James had led the Lakers to a 22-8 record, three games behind the Utah Jazz in the loss column. He’s averaging 25.9 points, 8.2 rebounds, and 7.9 assists per game and has been generally committed on defense. He’s shooting 37.2% from three on a career-high 9.3(!) attempts per game, which Vogel has credited for opening up the team’s offense and helping the Lakers beat teams “over-the-top.”

James’ value has been most apparent in crunch-time, further helping him seize the early momentum in the MVP race. Per Lowe, in “crunch-time” (the final five minutes of close games this year), LeBron James is shooting 24-of-49 from the floor, and the Lakers are 10-3 with an elite +52.

More importantly, his leadership has helped steer the Lakers through an utterly complex campaign, and the example he’s set by decidedly not (blatantly) managing his load after the championship run has rubbed off on the rest of the squad.

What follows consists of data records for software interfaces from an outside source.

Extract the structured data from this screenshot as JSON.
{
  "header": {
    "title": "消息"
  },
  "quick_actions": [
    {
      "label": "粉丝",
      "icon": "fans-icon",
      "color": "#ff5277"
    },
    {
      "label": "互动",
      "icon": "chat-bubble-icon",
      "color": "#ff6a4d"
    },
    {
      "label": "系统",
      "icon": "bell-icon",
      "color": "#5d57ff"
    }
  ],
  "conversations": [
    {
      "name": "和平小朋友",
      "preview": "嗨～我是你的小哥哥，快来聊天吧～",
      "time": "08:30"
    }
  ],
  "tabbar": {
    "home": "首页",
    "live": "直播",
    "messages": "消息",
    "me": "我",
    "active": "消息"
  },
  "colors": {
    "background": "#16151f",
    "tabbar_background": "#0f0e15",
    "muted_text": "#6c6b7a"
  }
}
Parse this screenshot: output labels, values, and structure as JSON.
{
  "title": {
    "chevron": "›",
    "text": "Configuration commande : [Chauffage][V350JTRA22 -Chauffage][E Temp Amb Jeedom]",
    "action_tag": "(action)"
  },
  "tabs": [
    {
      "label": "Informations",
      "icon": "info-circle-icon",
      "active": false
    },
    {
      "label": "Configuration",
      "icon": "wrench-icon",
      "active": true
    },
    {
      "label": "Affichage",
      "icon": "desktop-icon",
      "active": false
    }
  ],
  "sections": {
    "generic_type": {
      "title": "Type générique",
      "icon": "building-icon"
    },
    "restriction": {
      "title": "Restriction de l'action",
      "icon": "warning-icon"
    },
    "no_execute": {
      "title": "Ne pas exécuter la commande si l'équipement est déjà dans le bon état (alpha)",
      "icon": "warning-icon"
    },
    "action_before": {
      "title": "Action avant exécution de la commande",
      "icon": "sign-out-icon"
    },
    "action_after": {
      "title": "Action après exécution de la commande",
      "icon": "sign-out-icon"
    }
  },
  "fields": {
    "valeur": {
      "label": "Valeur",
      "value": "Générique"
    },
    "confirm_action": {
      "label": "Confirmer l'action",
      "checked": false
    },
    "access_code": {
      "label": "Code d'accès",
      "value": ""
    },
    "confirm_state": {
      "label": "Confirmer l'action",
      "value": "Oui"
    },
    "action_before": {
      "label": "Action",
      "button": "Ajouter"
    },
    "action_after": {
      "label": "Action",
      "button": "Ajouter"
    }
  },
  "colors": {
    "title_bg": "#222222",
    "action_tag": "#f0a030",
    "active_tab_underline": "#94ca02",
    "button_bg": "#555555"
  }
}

“That’s why he’s probably going to be this year’s MVP: carrying the load offensively and quarterbacking the defense — the No. 1 defense in the league — and taking these tough assignments and making these plays down the stretch,” Vogel said last Thursday. He’s playing terrific.”

Now, with Davis set to miss a hefty chunk of the season — and lead ball-handler Dennis Schröder potentially out for multiple games due to health and safety protocols — James has a golden opportunity to further cement his case with a slew of nationally televised, high-profile showdowns. So far, the Lakers are 4-2 without Davis, but 0-1 against good teams. The five wins have been nail-biters against lottery teams.

Following the Heat game and a favorable matchup vs. the Washington Wizards, they’ll head to Utah followed by home bouts against the Portland Trail Blazers, Golden State Warriors, and Phoenix Suns. They’ll head north to face the Sacramento Kings on March 3. Considering the competition, perhaps it’s no surprise that five of those seven games will be on national TV (six if you count the Wizards broadcast on NBATV), which should keep LeBron in the spotlight heading into the All-Star Game.

If LeBron James can continue delivering late-game heroics, triple-doubles, and the Lakers finish the first half strong, his grip on the narrative will only tighten. By the time Davis returns, James could have the MVP award all sewn up, and be ready to focus his attention on the more important hardware, another Larry O’Brien Trophy.